■ **Available data**
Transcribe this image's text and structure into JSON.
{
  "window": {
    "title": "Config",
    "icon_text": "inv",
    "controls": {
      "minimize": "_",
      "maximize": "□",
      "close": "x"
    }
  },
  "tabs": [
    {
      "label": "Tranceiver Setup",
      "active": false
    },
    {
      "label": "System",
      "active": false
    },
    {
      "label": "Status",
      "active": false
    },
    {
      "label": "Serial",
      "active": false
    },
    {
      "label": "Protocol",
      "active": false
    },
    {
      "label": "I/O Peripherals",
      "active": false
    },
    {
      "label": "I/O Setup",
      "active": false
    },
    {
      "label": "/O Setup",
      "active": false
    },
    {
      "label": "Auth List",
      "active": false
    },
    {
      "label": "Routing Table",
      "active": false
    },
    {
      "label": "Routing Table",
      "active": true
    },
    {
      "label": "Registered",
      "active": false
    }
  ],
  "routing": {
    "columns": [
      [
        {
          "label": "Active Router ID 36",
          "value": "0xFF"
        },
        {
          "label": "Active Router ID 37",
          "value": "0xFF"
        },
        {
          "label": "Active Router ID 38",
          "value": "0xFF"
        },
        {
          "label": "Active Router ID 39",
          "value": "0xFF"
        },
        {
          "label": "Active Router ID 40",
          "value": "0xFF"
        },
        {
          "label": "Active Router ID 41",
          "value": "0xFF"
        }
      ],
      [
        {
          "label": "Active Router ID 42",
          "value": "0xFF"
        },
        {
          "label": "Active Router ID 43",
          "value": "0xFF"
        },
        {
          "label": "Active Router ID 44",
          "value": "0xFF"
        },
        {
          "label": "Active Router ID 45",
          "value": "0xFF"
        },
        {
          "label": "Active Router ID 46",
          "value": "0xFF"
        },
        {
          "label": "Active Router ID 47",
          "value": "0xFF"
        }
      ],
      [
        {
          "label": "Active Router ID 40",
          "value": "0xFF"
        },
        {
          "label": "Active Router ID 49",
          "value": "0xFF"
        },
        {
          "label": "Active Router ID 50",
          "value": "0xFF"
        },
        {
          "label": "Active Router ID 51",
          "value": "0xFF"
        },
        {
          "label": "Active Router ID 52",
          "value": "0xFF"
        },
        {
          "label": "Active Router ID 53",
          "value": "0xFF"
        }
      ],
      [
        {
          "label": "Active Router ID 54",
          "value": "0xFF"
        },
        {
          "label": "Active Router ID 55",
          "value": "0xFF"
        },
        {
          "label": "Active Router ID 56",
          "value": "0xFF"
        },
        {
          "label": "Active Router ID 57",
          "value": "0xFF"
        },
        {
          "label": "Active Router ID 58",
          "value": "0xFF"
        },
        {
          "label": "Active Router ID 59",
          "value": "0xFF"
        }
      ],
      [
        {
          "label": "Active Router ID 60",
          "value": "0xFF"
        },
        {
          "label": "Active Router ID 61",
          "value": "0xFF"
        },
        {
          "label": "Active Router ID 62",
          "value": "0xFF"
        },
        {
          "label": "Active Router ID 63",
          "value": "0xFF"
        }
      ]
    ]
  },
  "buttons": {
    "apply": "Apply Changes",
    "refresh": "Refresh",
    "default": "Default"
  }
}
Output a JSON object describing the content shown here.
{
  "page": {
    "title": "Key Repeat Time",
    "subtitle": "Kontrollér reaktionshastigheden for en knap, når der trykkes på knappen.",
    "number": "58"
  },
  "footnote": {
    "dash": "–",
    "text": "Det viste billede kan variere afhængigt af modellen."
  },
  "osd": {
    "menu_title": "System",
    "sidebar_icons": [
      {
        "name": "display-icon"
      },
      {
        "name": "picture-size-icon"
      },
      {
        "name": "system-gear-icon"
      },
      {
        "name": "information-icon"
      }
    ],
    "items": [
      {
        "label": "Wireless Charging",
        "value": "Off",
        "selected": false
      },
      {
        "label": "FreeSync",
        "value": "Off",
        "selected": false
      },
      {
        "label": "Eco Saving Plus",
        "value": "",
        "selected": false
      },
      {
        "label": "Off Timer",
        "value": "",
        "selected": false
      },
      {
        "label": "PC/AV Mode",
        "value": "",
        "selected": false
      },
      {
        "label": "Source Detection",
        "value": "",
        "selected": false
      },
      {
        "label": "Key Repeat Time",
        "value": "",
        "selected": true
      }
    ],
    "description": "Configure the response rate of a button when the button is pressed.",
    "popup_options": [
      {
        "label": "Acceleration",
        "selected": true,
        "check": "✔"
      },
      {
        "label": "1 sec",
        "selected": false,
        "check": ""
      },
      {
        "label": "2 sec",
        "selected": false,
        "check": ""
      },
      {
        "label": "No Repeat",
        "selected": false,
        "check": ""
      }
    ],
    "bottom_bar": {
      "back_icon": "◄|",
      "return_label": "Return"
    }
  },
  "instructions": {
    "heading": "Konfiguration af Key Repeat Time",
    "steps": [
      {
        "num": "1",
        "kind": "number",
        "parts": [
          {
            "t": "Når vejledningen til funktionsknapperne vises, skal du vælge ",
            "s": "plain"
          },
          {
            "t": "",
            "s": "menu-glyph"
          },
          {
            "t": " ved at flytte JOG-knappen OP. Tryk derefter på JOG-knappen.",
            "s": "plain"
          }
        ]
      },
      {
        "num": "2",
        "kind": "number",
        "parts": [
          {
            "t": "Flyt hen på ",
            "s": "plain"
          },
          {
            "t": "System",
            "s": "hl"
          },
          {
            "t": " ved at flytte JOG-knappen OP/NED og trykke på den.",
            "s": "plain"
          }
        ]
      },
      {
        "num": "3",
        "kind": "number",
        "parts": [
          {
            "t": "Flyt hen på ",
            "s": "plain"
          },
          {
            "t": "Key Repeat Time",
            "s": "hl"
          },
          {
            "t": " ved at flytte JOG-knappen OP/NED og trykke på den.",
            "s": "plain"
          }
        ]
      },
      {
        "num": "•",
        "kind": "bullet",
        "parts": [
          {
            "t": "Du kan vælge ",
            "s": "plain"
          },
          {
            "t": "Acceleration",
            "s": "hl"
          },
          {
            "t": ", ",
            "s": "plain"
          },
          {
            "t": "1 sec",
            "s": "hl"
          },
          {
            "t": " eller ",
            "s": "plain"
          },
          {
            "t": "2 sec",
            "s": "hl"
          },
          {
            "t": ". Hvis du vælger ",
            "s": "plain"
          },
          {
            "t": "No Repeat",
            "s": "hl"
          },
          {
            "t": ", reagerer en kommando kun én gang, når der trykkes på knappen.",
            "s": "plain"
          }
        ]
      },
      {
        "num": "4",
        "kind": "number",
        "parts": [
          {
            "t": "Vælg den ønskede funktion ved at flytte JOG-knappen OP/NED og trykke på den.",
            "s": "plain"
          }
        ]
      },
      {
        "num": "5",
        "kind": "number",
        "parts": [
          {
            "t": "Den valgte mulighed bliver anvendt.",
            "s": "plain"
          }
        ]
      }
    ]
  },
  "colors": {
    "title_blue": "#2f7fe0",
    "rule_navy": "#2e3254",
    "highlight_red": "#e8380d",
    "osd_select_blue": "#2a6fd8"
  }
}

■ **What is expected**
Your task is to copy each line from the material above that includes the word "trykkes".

■ **Written answer**
    "subtitle": "Kontrollér reaktionshastigheden for en knap, når der trykkes på knappen.",
            "t": ", reagerer en kommando kun én gang, når der trykkes på knappen.",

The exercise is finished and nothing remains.